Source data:
= = = = = = =

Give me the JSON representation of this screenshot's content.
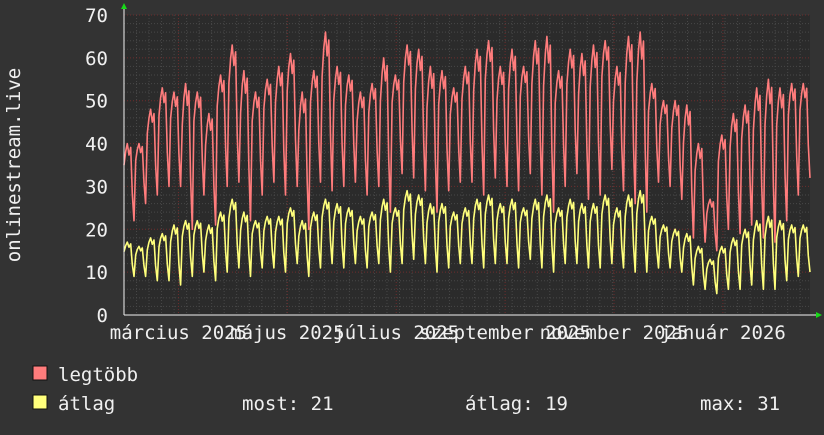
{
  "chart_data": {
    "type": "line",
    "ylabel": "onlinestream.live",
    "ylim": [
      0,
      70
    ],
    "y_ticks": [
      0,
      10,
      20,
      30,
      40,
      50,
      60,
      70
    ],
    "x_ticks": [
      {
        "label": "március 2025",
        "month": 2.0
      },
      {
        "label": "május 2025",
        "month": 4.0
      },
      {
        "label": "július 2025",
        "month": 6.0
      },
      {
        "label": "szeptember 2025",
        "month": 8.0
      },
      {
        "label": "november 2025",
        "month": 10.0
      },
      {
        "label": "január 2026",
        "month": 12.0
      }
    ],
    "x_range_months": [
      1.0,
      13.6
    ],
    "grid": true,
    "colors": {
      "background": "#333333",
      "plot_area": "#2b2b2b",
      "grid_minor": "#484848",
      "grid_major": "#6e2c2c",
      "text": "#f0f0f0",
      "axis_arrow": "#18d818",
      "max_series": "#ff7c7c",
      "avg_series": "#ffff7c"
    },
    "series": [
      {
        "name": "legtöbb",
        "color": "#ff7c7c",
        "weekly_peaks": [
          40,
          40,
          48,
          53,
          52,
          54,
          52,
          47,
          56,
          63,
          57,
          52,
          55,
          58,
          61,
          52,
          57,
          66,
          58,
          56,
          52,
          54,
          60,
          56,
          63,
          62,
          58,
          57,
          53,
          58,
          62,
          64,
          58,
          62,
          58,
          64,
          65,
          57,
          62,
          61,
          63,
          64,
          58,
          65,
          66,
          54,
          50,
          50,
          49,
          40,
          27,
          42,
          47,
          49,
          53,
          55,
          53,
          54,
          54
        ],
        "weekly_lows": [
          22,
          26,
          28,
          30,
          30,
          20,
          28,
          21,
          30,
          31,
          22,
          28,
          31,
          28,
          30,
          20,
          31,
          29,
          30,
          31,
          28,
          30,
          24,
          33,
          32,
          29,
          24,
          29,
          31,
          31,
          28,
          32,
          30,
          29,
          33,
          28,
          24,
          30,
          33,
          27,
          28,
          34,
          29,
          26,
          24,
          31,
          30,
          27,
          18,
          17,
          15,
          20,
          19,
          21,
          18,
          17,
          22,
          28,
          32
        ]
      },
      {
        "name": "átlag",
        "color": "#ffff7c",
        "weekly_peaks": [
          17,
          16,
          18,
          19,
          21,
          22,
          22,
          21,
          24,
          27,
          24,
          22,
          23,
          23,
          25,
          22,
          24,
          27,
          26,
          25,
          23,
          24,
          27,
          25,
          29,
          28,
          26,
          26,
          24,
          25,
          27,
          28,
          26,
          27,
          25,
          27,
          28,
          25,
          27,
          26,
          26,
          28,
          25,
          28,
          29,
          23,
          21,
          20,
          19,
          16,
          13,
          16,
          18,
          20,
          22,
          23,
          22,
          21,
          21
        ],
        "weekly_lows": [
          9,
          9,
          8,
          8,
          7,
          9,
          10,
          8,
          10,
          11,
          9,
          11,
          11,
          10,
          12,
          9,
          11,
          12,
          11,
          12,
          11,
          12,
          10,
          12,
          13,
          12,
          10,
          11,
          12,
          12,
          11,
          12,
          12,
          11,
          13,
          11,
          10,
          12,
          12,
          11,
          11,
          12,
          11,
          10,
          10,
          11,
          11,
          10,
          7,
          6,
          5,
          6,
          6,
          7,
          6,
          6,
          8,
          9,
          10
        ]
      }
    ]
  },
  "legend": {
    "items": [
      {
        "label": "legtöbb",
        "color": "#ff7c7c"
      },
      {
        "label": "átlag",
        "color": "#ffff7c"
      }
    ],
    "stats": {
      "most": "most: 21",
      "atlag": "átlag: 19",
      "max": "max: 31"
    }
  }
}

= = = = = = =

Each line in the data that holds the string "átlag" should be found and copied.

        "name": "átlag",
        "label": "átlag",
      "atlag": "átlag: 19",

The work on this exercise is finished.